In the mid ’80s, a 10-year-old Amitava Sarkar from north Kolkata’s Teghoria listened to an album on a friend’s cassette player that changed his life forever. It was Michael Jackson’s Thriller and it sounded unlike anything he had heard before. “Something happened to me, the voice connected and it sounded kind of futuristic,” he says. Today, we know him as Krsna Solo — the composer of Tanu Weds Manu (TWM, 2011) and its upcoming sequel Tanu Weds Manu Return (TWMR).
Even though his first film album was a throwback to old school Hindi melodies with Hindustani semi-classical flourishes, Krsna only trained in Hindustani classical music two years before working on TWM. “The ultimate dream was, and still is, to make music that reaches a worldwide audience. The name ‘Krsna’ has a global appeal as everyone knows the word. And ‘Solo’ is a Western surname. It’s like a screen name I’ve adopted for myself as a musical identity,” he says, when we meet him in a studio in Andheri, Mumbai, where he is doing the final mixing of tracks
In Krsna’s larger scheme of things, Bollywood is a platform for his higher calling of making international music. The orchestral background score and minimal sound design you hear in the controversial BBC documentary India’s Daughter is composed by him. “When I heard about the project, I got in touch with the producer. I sent her a sample that I’d made on the brief. Soon, I was on board,” he says. In the same fashion, he recollects, he bagged his big break with director Aanand L Rai for TWM.
So, how are we meant to connect these seemingly disparate dots that make up Krsna’s career? He is an old school Hindi film composer at heart. He laments the decline in the art of playback singing and believes that a great melody is intrinsic to a composition.
At present, it is becoming increasingly difficult to keep the sanctity of film music and to separate it from the pressures of the market. Krsna himself has rejected several offers that wanted him to be a part of albums with multiple composers — resulting in a couple of minor projects between TWM and TWMR. In that respect, he feels lucky to have found a collaborator in Rai. “I need a free hand with the film. Otherwise, I feel strangely distanced. Aanand has a great ear for music, and he will never ask for a song that isn’t a part of the film and will only be used for marketing,” he says.

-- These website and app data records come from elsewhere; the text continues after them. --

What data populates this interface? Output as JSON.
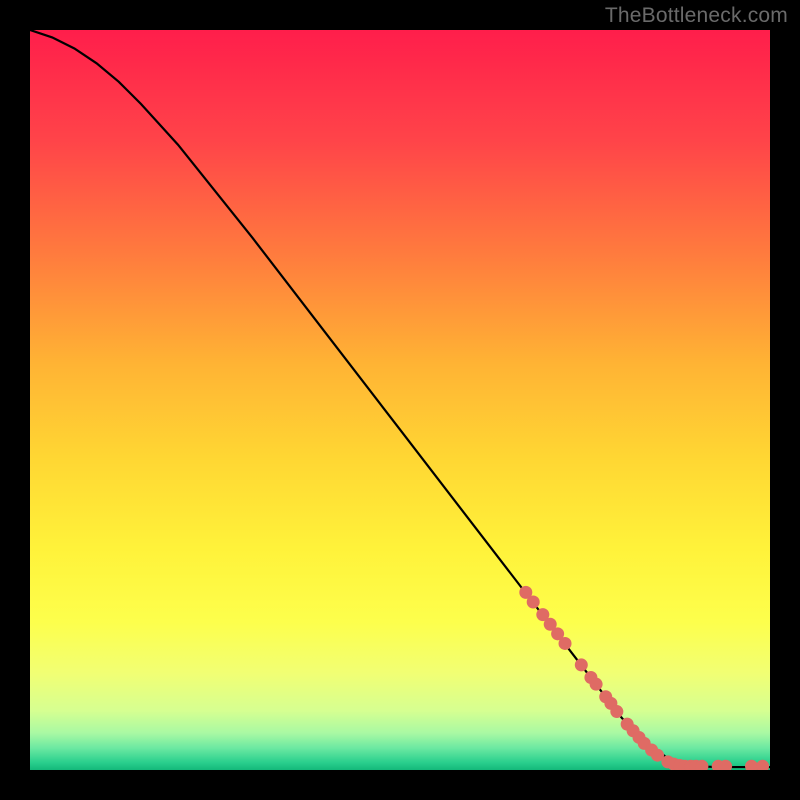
{
  "watermark": "TheBottleneck.com",
  "chart_data": {
    "type": "line",
    "title": "",
    "xlabel": "",
    "ylabel": "",
    "xlim": [
      0,
      100
    ],
    "ylim": [
      0,
      100
    ],
    "grid": false,
    "legend": false,
    "curve": [
      {
        "x": 0,
        "y": 100
      },
      {
        "x": 3,
        "y": 99
      },
      {
        "x": 6,
        "y": 97.5
      },
      {
        "x": 9,
        "y": 95.5
      },
      {
        "x": 12,
        "y": 93
      },
      {
        "x": 15,
        "y": 90
      },
      {
        "x": 20,
        "y": 84.5
      },
      {
        "x": 30,
        "y": 72
      },
      {
        "x": 40,
        "y": 59
      },
      {
        "x": 50,
        "y": 46
      },
      {
        "x": 60,
        "y": 33
      },
      {
        "x": 70,
        "y": 20
      },
      {
        "x": 75,
        "y": 13.5
      },
      {
        "x": 80,
        "y": 7
      },
      {
        "x": 83,
        "y": 4
      },
      {
        "x": 86,
        "y": 1.7
      },
      {
        "x": 88,
        "y": 0.9
      },
      {
        "x": 90,
        "y": 0.5
      },
      {
        "x": 93,
        "y": 0.4
      },
      {
        "x": 96,
        "y": 0.4
      },
      {
        "x": 100,
        "y": 0.4
      }
    ],
    "markers": [
      {
        "x": 67.0,
        "y": 24.0
      },
      {
        "x": 68.0,
        "y": 22.7
      },
      {
        "x": 69.3,
        "y": 21.0
      },
      {
        "x": 70.3,
        "y": 19.7
      },
      {
        "x": 71.3,
        "y": 18.4
      },
      {
        "x": 72.3,
        "y": 17.1
      },
      {
        "x": 74.5,
        "y": 14.2
      },
      {
        "x": 75.8,
        "y": 12.5
      },
      {
        "x": 76.5,
        "y": 11.6
      },
      {
        "x": 77.8,
        "y": 9.9
      },
      {
        "x": 78.5,
        "y": 9.0
      },
      {
        "x": 79.3,
        "y": 7.9
      },
      {
        "x": 80.7,
        "y": 6.2
      },
      {
        "x": 81.5,
        "y": 5.3
      },
      {
        "x": 82.3,
        "y": 4.4
      },
      {
        "x": 83.0,
        "y": 3.6
      },
      {
        "x": 84.0,
        "y": 2.7
      },
      {
        "x": 84.8,
        "y": 2.0
      },
      {
        "x": 86.2,
        "y": 1.1
      },
      {
        "x": 87.0,
        "y": 0.8
      },
      {
        "x": 87.8,
        "y": 0.6
      },
      {
        "x": 88.5,
        "y": 0.5
      },
      {
        "x": 89.3,
        "y": 0.5
      },
      {
        "x": 90.0,
        "y": 0.5
      },
      {
        "x": 90.8,
        "y": 0.5
      },
      {
        "x": 93.0,
        "y": 0.5
      },
      {
        "x": 94.0,
        "y": 0.5
      },
      {
        "x": 97.5,
        "y": 0.5
      },
      {
        "x": 99.0,
        "y": 0.5
      }
    ],
    "gradient_stops": [
      {
        "offset": 0,
        "color": "#ff1e4b"
      },
      {
        "offset": 15,
        "color": "#ff4449"
      },
      {
        "offset": 30,
        "color": "#ff7a3e"
      },
      {
        "offset": 45,
        "color": "#ffb334"
      },
      {
        "offset": 58,
        "color": "#ffd733"
      },
      {
        "offset": 70,
        "color": "#fff23a"
      },
      {
        "offset": 80,
        "color": "#fdff4c"
      },
      {
        "offset": 87,
        "color": "#f1ff74"
      },
      {
        "offset": 92,
        "color": "#d6ff91"
      },
      {
        "offset": 95,
        "color": "#a9f9a3"
      },
      {
        "offset": 97,
        "color": "#6de9a2"
      },
      {
        "offset": 99,
        "color": "#29cf8d"
      },
      {
        "offset": 100,
        "color": "#14b87a"
      }
    ],
    "marker_color": "#df6b64",
    "curve_color": "#000000"
  }
}
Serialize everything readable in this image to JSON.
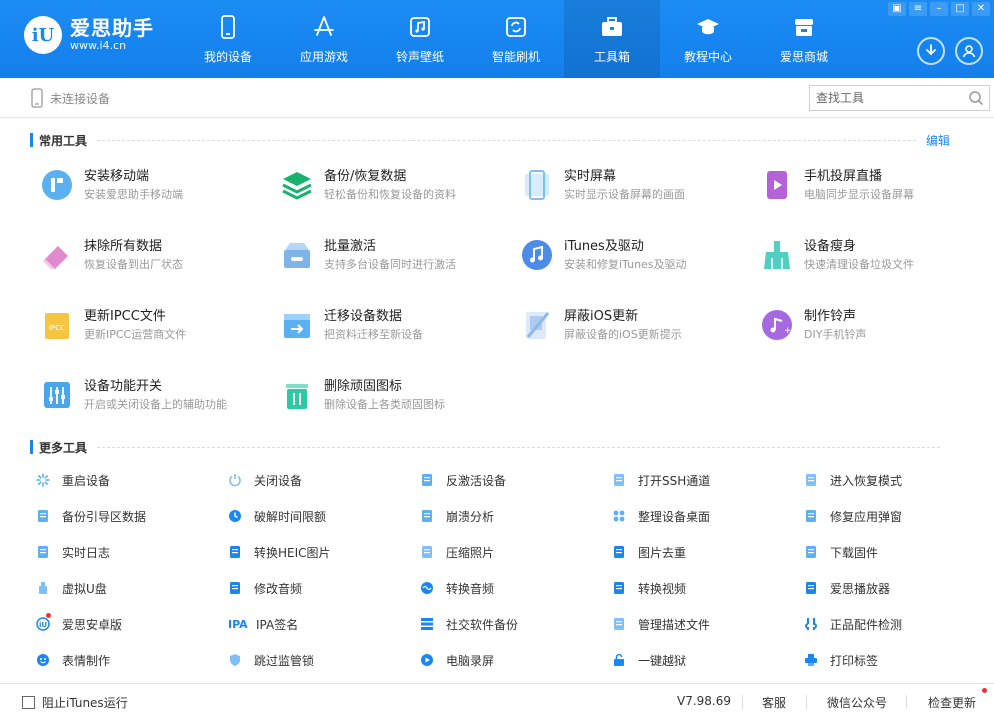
{
  "app": {
    "logo_badge": "iU",
    "name": "爱思助手",
    "url": "www.i4.cn"
  },
  "nav": [
    {
      "label": "我的设备",
      "icon": "phone-icon"
    },
    {
      "label": "应用游戏",
      "icon": "app-store-icon"
    },
    {
      "label": "铃声壁纸",
      "icon": "music-note-icon"
    },
    {
      "label": "智能刷机",
      "icon": "refresh-icon"
    },
    {
      "label": "工具箱",
      "icon": "toolbox-icon",
      "active": true
    },
    {
      "label": "教程中心",
      "icon": "graduation-cap-icon"
    },
    {
      "label": "爱思商城",
      "icon": "store-icon"
    }
  ],
  "subbar": {
    "device_status": "未连接设备",
    "search_placeholder": "查找工具"
  },
  "common": {
    "title": "常用工具",
    "edit": "编辑",
    "tools": [
      {
        "name": "安装移动端",
        "desc": "安装爱思助手移动端",
        "icon": "mobile-app-icon",
        "color": "#5ab0f0"
      },
      {
        "name": "备份/恢复数据",
        "desc": "轻松备份和恢复设备的资料",
        "icon": "layers-icon",
        "color": "#18b26d"
      },
      {
        "name": "实时屏幕",
        "desc": "实时显示设备屏幕的画面",
        "icon": "screen-icon",
        "color": "#7ec0f5"
      },
      {
        "name": "手机投屏直播",
        "desc": "电脑同步显示设备屏幕",
        "icon": "screencast-icon",
        "color": "#b561d8"
      },
      {
        "name": "抹除所有数据",
        "desc": "恢复设备到出厂状态",
        "icon": "eraser-icon",
        "color": "#e08ad0"
      },
      {
        "name": "批量激活",
        "desc": "支持多台设备同时进行激活",
        "icon": "batch-activate-icon",
        "color": "#7fb4e8"
      },
      {
        "name": "iTunes及驱动",
        "desc": "安装和修复iTunes及驱动",
        "icon": "itunes-icon",
        "color": "#4c8be8"
      },
      {
        "name": "设备瘦身",
        "desc": "快速清理设备垃圾文件",
        "icon": "broom-icon",
        "color": "#4fd0c0"
      },
      {
        "name": "更新IPCC文件",
        "desc": "更新IPCC运营商文件",
        "icon": "ipcc-file-icon",
        "color": "#f5c542"
      },
      {
        "name": "迁移设备数据",
        "desc": "把资料迁移至新设备",
        "icon": "migrate-icon",
        "color": "#5ab0f0"
      },
      {
        "name": "屏蔽iOS更新",
        "desc": "屏蔽设备的iOS更新提示",
        "icon": "block-update-icon",
        "color": "#8fb8ea"
      },
      {
        "name": "制作铃声",
        "desc": "DIY手机铃声",
        "icon": "ringtone-icon",
        "color": "#a66ae0"
      },
      {
        "name": "设备功能开关",
        "desc": "开启或关闭设备上的辅助功能",
        "icon": "sliders-icon",
        "color": "#4aa6ea"
      },
      {
        "name": "删除顽固图标",
        "desc": "删除设备上各类顽固图标",
        "icon": "trash-icon",
        "color": "#2cc9a5"
      }
    ]
  },
  "more": {
    "title": "更多工具",
    "tools": [
      {
        "name": "重启设备",
        "icon": "restart-icon",
        "color": "#5ab0f0"
      },
      {
        "name": "关闭设备",
        "icon": "power-icon",
        "color": "#7ec0f5"
      },
      {
        "name": "反激活设备",
        "icon": "deactivate-icon",
        "color": "#5ab0f0"
      },
      {
        "name": "打开SSH通道",
        "icon": "ssh-icon",
        "color": "#7ec0f5"
      },
      {
        "name": "进入恢复模式",
        "icon": "recovery-icon",
        "color": "#7ec0f5"
      },
      {
        "name": "备份引导区数据",
        "icon": "backup-boot-icon",
        "color": "#5ab0f0"
      },
      {
        "name": "破解时间限额",
        "icon": "clock-icon",
        "color": "#1a86f0"
      },
      {
        "name": "崩溃分析",
        "icon": "crash-analysis-icon",
        "color": "#5ab0f0"
      },
      {
        "name": "整理设备桌面",
        "icon": "desktop-grid-icon",
        "color": "#5ab0f0"
      },
      {
        "name": "修复应用弹窗",
        "icon": "repair-popup-icon",
        "color": "#5ab0f0"
      },
      {
        "name": "实时日志",
        "icon": "log-icon",
        "color": "#5ab0f0"
      },
      {
        "name": "转换HEIC图片",
        "icon": "heic-convert-icon",
        "color": "#1a86f0"
      },
      {
        "name": "压缩照片",
        "icon": "compress-photo-icon",
        "color": "#7ec0f5"
      },
      {
        "name": "图片去重",
        "icon": "dedupe-image-icon",
        "color": "#1a86f0"
      },
      {
        "name": "下载固件",
        "icon": "download-firmware-icon",
        "color": "#5ab0f0"
      },
      {
        "name": "虚拟U盘",
        "icon": "usb-drive-icon",
        "color": "#7ec0f5"
      },
      {
        "name": "修改音频",
        "icon": "edit-audio-icon",
        "color": "#1a86f0"
      },
      {
        "name": "转换音频",
        "icon": "convert-audio-icon",
        "color": "#1a86f0"
      },
      {
        "name": "转换视频",
        "icon": "convert-video-icon",
        "color": "#1a86f0"
      },
      {
        "name": "爱思播放器",
        "icon": "player-icon",
        "color": "#1a86f0"
      },
      {
        "name": "爱思安卓版",
        "icon": "i4-android-icon",
        "color": "#1a86f0",
        "dot": true
      },
      {
        "name": "IPA签名",
        "icon": "ipa-sign-icon",
        "color": "#1a86f0",
        "prefix": "IPA"
      },
      {
        "name": "社交软件备份",
        "icon": "social-backup-icon",
        "color": "#1a86f0"
      },
      {
        "name": "管理描述文件",
        "icon": "profile-icon",
        "color": "#7ec0f5"
      },
      {
        "name": "正品配件检测",
        "icon": "accessory-check-icon",
        "color": "#1a86f0"
      },
      {
        "name": "表情制作",
        "icon": "emoji-icon",
        "color": "#1a86f0"
      },
      {
        "name": "跳过监管锁",
        "icon": "shield-icon",
        "color": "#7ec0f5"
      },
      {
        "name": "电脑录屏",
        "icon": "record-icon",
        "color": "#1a86f0"
      },
      {
        "name": "一键越狱",
        "icon": "unlock-icon",
        "color": "#1a86f0"
      },
      {
        "name": "打印标签",
        "icon": "printer-icon",
        "color": "#1a86f0"
      }
    ]
  },
  "footer": {
    "block_itunes": "阻止iTunes运行",
    "version": "V7.98.69",
    "service": "客服",
    "wechat": "微信公众号",
    "update": "检查更新"
  },
  "colors": {
    "accent": "#1a86f0",
    "header": "#1585ee",
    "dot": "#f03030"
  }
}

With TWMR, which is bigger in scale, the music will lose some of its small town charms of the first part that resulted in gems such as Kitne Dafe and Rangrez. With the inclusion of urban elements in the movie, the album will see the use of electronic music and a full-blown jazz number. About the latter, he says, “Despite being truly jazz, the lyrics are very Indian, and you know they belong to the world of TWM.”
With no one in his family connected to the arts, Krsna quietly dreamt of going to Mumbai one day. “For the longest time I didn’t know how to play an instrument. But I would create entire compositions with my voice. I could see the song but didn’t know the science behind it. Luckily, I turned to computers early in life without which, I wouldn’t have been a musician,” he says.
It’s been a long struggle, but some of his English songs will be out this year. What keeps him going is that first spark for music when he was 10-years-old. “I remember asking myself, if listening alone gives me so much pleasure, I wonder how it would be to create,” he says.